Thursday, February 14, 2013

A Chinese New Year's Banquet in Richmond BC



Many holidays are about friends, family and eating, but make that eating Chinese food and you're pretty much guaranteed a deliciously good time. The ultimate holiday when it comes to these three activities is Chinese New Year, which is like Christmas, Thanksgiving and the Fourth of July all rolled into one. It's THE big holiday in China and pretty much anywhere there are lots of Chinese people. This year I had the great pleasure of celebrating a bit of the holiday with Stacey Chyau from Taiwan and David Lang from Hong Kong both of whom greatly increased my understanding of the holiday. 

So here's a little bit of what I learned:

The preparation for Chinese New Year is very important, people clean their houses, sweeping away any ill fortune then decorating with plum blossoms and putting red paper decorations on windows and doors depicting themes like wealth, happiness and longevity. Red is a very lucky color! Even wearing it is lucky.

Lots of shopping is important too, because once the holiday starts it's time to eat and drink and not to be cooking (or cleaning). It's a time of year when Chinese people visit with friends and family and take a vacation. So about that food…

A Chinese banquet on New Years's eve or night might include some important symbolic foods such as a whole chicken, a whole fish and barbecued pork. Some people enjoy a banquet at home one night and at a restaurant another night. Because the holiday is celebrated for two weeks, you still have time to squeeze in some celebrating and celebratory eating! 


I enjoyed my Chinese New Year's banquet at Fisherman's Terrace restaurant in the Aberdeen Centre with my hosts from Tourism Richmond. Our dinner began with a big platter of barbecued pork, roast pork, roast duck and other delicacies. Eating barbecued pork is a sign of wealth, since long ago only the wealthy could afford it. 

Next was braised dry oysters with fat choy. Oysters are supposed to open the door to good fortune, in particular a strong stock market! Also the greens are symbolic of long life. 

This was an unusual dish, with melon in mayonnaise and shrimp balls, similar to what I've had as dim sum, only coated in almonds. Shrimp indicate happiness and good fortune. 

We had a whole crispy chicken which is important because a whole chicken symbolizes completion "head to tail" and seeing things through. 


Our meal featured a lot of seafood, which was great because Chinese restaurants tend to do a fantastic job with seafood. Lobster was served with a consomm√© sauce. 

Scallops were served with mushrooms and other vegetables. Both lobster and scallops suggest regeneration and mushrooms, longevity. 

Crab also represents regeneration, and it was served mixed with long noodles, representing long life.
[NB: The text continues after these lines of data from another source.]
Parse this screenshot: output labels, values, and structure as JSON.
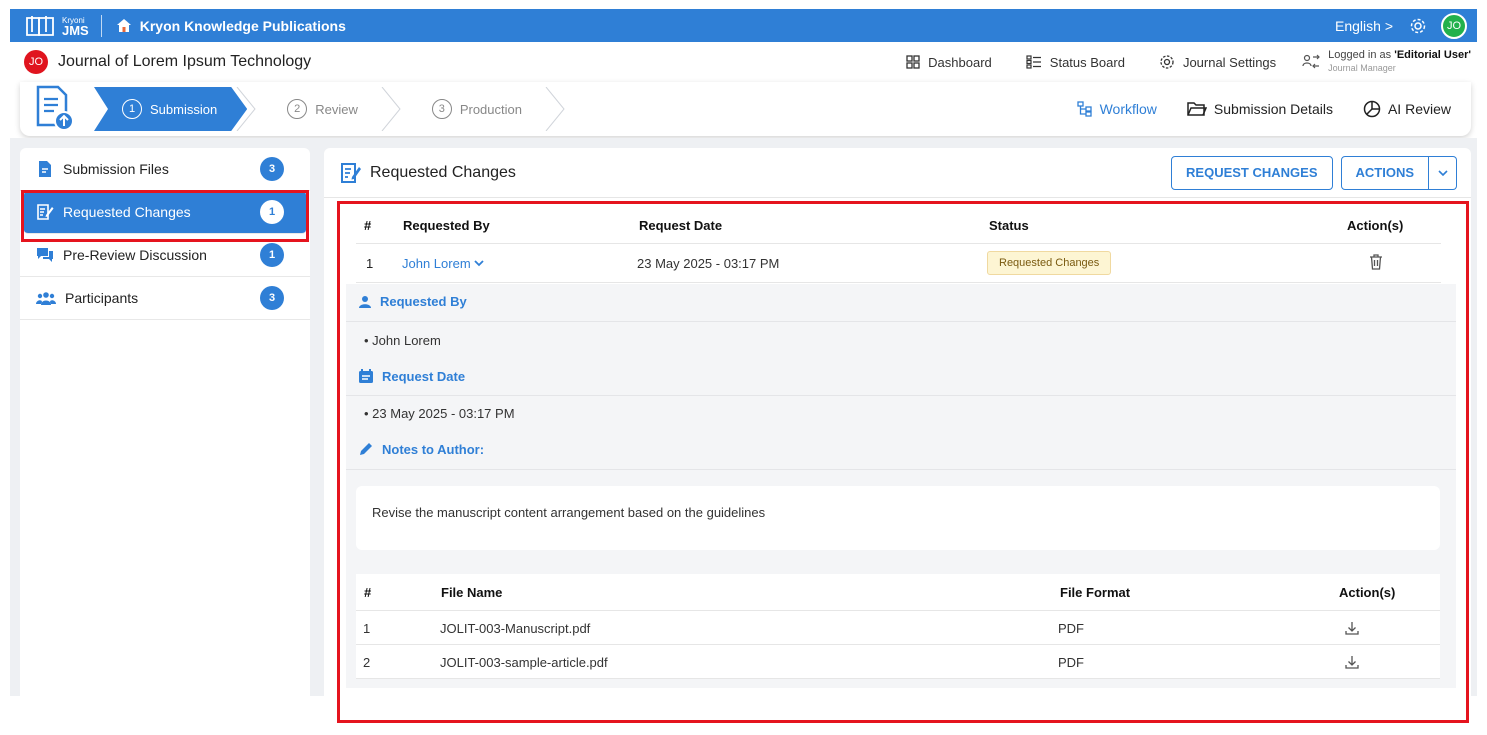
{
  "app": {
    "brand_small": "Kryoni",
    "brand_big": "JMS",
    "publisher": "Kryon Knowledge Publications",
    "language": "English >",
    "user_initials": "JO"
  },
  "journal": {
    "initials": "JO",
    "title": "Journal of Lorem Ipsum Technology",
    "nav": [
      {
        "label": "Dashboard",
        "icon": "dashboard-icon"
      },
      {
        "label": "Status Board",
        "icon": "status-board-icon"
      },
      {
        "label": "Journal Settings",
        "icon": "settings-icon"
      }
    ],
    "logged_prefix": "Logged in as ",
    "logged_user": "'Editorial User'",
    "logged_role": "Journal Manager"
  },
  "workflow": {
    "steps": [
      {
        "num": "1",
        "label": "Submission",
        "active": true
      },
      {
        "num": "2",
        "label": "Review",
        "active": false
      },
      {
        "num": "3",
        "label": "Production",
        "active": false
      }
    ],
    "links": [
      {
        "label": "Workflow",
        "icon": "workflow-icon"
      },
      {
        "label": "Submission Details",
        "icon": "folder-icon"
      },
      {
        "label": "AI Review",
        "icon": "pie-icon"
      }
    ]
  },
  "sidebar": {
    "items": [
      {
        "label": "Submission Files",
        "count": "3"
      },
      {
        "label": "Requested Changes",
        "count": "1",
        "active": true
      },
      {
        "label": "Pre-Review Discussion",
        "count": "1"
      },
      {
        "label": "Participants",
        "count": "3"
      }
    ]
  },
  "main": {
    "title": "Requested Changes",
    "request_changes_btn": "REQUEST CHANGES",
    "actions_btn": "ACTIONS",
    "table": {
      "headers": [
        "#",
        "Requested By",
        "Request Date",
        "Status",
        "Action(s)"
      ],
      "row": {
        "num": "1",
        "by": "John Lorem",
        "date": "23 May 2025 - 03:17 PM",
        "status": "Requested Changes"
      }
    },
    "detail": {
      "requested_by_label": "Requested By",
      "requested_by_value": "• John Lorem",
      "request_date_label": "Request Date",
      "request_date_value": "• 23 May 2025 - 03:17 PM",
      "notes_label": "Notes to Author:",
      "notes_text": "Revise the manuscript content arrangement based on the guidelines"
    },
    "files": {
      "headers": [
        "#",
        "File Name",
        "File Format",
        "Action(s)"
      ],
      "rows": [
        {
          "num": "1",
          "name": "JOLIT-003-Manuscript.pdf",
          "format": "PDF"
        },
        {
          "num": "2",
          "name": "JOLIT-003-sample-article.pdf",
          "format": "PDF"
        }
      ]
    }
  },
  "colors": {
    "primary": "#2f7fd6",
    "highlight": "#e5141e",
    "status_bg": "#fdf5d3"
  }
}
You might not see the crab, but the flavor was very strong. 

The most familiar dish for me was the whole rock cod doused in soy, ginger, scallions and garlic. A whole fish is important because the word for fish sounds like the word for "surplus."

Rice is served at the end of the meal at a banquet, and this dish was fried rice in a lotus leaf wrapper. Rice represents fertility, luck and wealth. 

For dessert we had a baked tapioca pudding with a layer of lotus seed paste. It was unusual to me, but very typical at banquets, or so I'm told.

Greens made a second appearance at the lion dance I saw the next day at the Yaohan Center, another mall. Martial arts troupes wear the lion costume and grab a head of lettuce hung high at the entrance to stores. Cai ching or plucking the greens is another way to ensure luck and good fortune. The greens are often paired with a red envelope, filled with money. Red envelopes are given to children or anyone who is unmarried. But anyone and everyone can pose with the God of Fortune, holding a gold bar, even a Canadian mountie!

My only regret is that I do not have a video of the Chinese dragons dancing to Gangnam style...

Gung Hay Fat Choy! 

Disclaimer: My thanks to Tourism Richmond for hosting me on this trip.